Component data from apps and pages
------------------------------------
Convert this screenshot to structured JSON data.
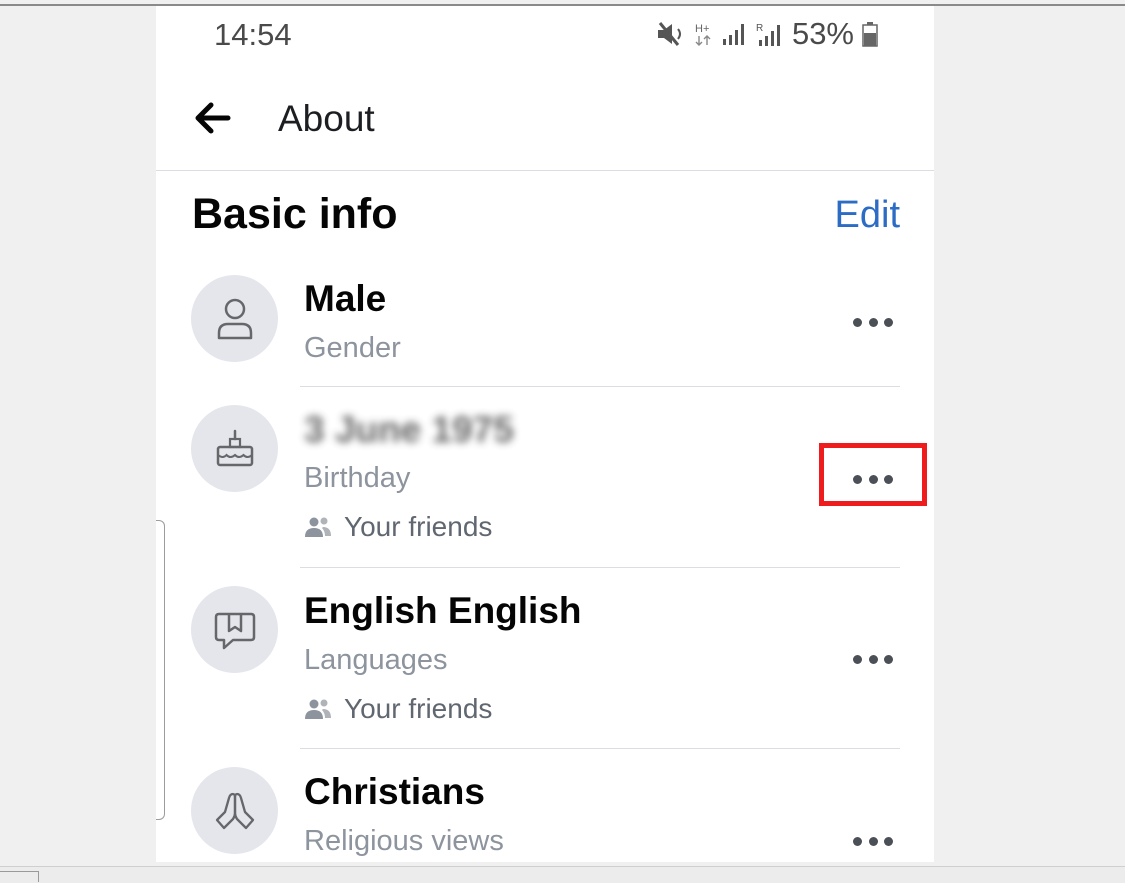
{
  "status_bar": {
    "time": "14:54",
    "network_label": "H+",
    "roaming_label": "R",
    "battery_percent": "53%"
  },
  "header": {
    "back_icon": "arrow-left-icon",
    "title": "About"
  },
  "section": {
    "title": "Basic info",
    "edit_label": "Edit"
  },
  "rows": [
    {
      "icon": "person-icon",
      "value": "Male",
      "label": "Gender",
      "audience": null
    },
    {
      "icon": "birthday-cake-icon",
      "value": "3 June 1975",
      "value_blurred": true,
      "label": "Birthday",
      "audience": "Your friends"
    },
    {
      "icon": "speech-bubble-icon",
      "value": "English English",
      "label": "Languages",
      "audience": "Your friends"
    },
    {
      "icon": "praying-hands-icon",
      "value": "Christians",
      "label": "Religious views",
      "audience": null
    }
  ],
  "colors": {
    "accent": "#2c6cc5",
    "highlight_box": "#ee1c1c",
    "icon_circle": "#e4e6eb"
  }
}
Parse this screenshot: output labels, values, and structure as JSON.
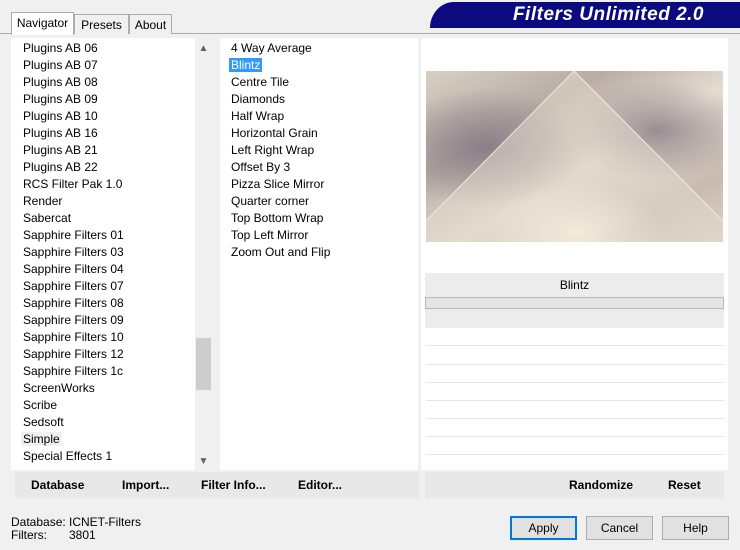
{
  "tabs": [
    "Navigator",
    "Presets",
    "About"
  ],
  "banner_title": "Filters Unlimited 2.0",
  "categories": [
    "Plugins AB 06",
    "Plugins AB 07",
    "Plugins AB 08",
    "Plugins AB 09",
    "Plugins AB 10",
    "Plugins AB 16",
    "Plugins AB 21",
    "Plugins AB 22",
    "RCS Filter Pak 1.0",
    "Render",
    "Sabercat",
    "Sapphire Filters 01",
    "Sapphire Filters 03",
    "Sapphire Filters 04",
    "Sapphire Filters 07",
    "Sapphire Filters 08",
    "Sapphire Filters 09",
    "Sapphire Filters 10",
    "Sapphire Filters 12",
    "Sapphire Filters 1c",
    "ScreenWorks",
    "Scribe",
    "Sedsoft",
    "Simple",
    "Special Effects 1"
  ],
  "filters": [
    "4 Way Average",
    "Blintz",
    "Centre Tile",
    "Diamonds",
    "Half Wrap",
    "Horizontal Grain",
    "Left Right Wrap",
    "Offset By 3",
    "Pizza Slice Mirror",
    "Quarter corner",
    "Top Bottom Wrap",
    "Top Left Mirror",
    "Zoom Out and Flip"
  ],
  "selected_filter_name": "Blintz",
  "left_buttons": {
    "database": "Database",
    "import": "Import...",
    "filter_info": "Filter Info...",
    "editor": "Editor..."
  },
  "right_buttons": {
    "randomize": "Randomize",
    "reset": "Reset"
  },
  "status": {
    "database_label": "Database:",
    "database_value": "ICNET-Filters",
    "filters_label": "Filters:",
    "filters_value": "3801"
  },
  "dialog_buttons": {
    "apply": "Apply",
    "cancel": "Cancel",
    "help": "Help"
  },
  "icons": {
    "scroll_up": "scroll-up-arrow-icon",
    "scroll_down": "scroll-down-arrow-icon"
  },
  "colors": {
    "banner": "#0b0a7e",
    "selection": "#3399ff"
  }
}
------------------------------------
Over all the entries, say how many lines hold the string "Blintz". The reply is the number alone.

# Completed task
2